Theoretical physicists from the University of Vienna have released a statement that challenges our understanding of physics. In it they claim that according to quantum mechanics there are conceivable “situations in which a single event can be both, a cause and an effect of another one.”
The radical idea rests on the concept of superposition; where a particle can be in two places at once. The team from Vienna have shown that the causal order of events could be in superposition. This is impossible in classical physics, where there is a causal order of events to all phenomena. This sort of throws our whole concept of time off. The team’s example is of two people leaving messages in a room on separate occasions. Alice walks in the room, erases a message on a pad of paper and leaves her own. Afterwards, Bob does the same. He is able to see what Alice wrote, but Alice is not able to see what he wrote because he wrote his message after her. But if Alice and Bob have a “quantum system” to ascribe their message on…
…they can end up in a situation where each of them can read a part of the message written by the other. Effectively, one has a superposition of two situations: “Alice enters the room first and leaves a message before Bob” and “Bob enters the room first and leaves a message before Alice”.
“Such a superposition, however, has not been considered in the standard formulation of quantum mechanics since the theory always assumes a definite causal order between events”, says Ognyan Oreshkov from the Université Libre de Bruxelles (formerly University of Vienna). “But if we believe that quantum mechanics governs all phenomena, it is natural to expect that the order of events could also be indefinite, similarly to the location of a particle or its velocity”, adds Fabio Costa from the University of Vienna.

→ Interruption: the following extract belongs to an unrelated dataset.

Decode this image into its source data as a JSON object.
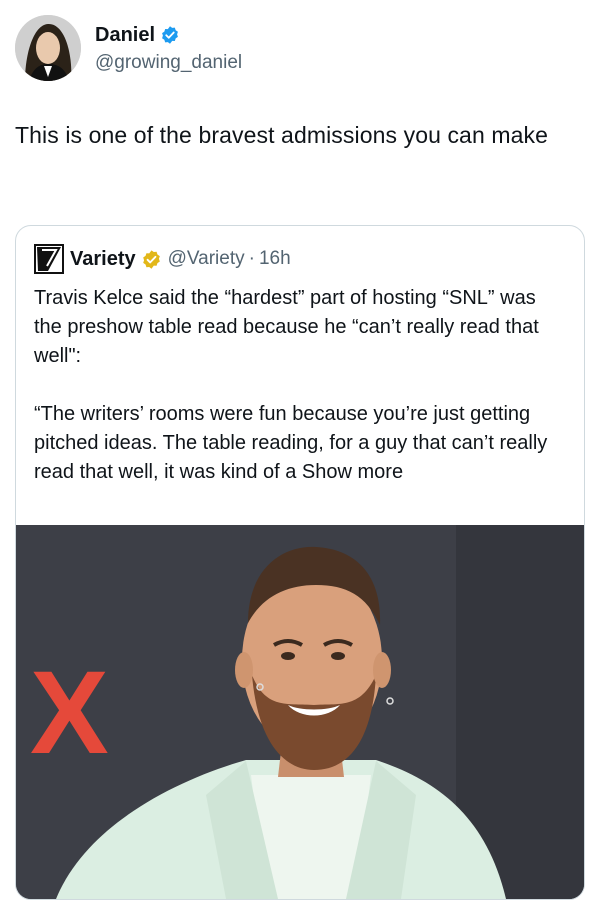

This merely proposes the idea that a causal order of events isn’t a necessary part of nature. According to the team the real search is for an instance of the superposition of causal orders in nature and where to look for it. Regardless, just the idea can mess with your whole reality. It certainly shines a new light on our concept of time. The team’s paper will be published in this weeks “Nature Communications”.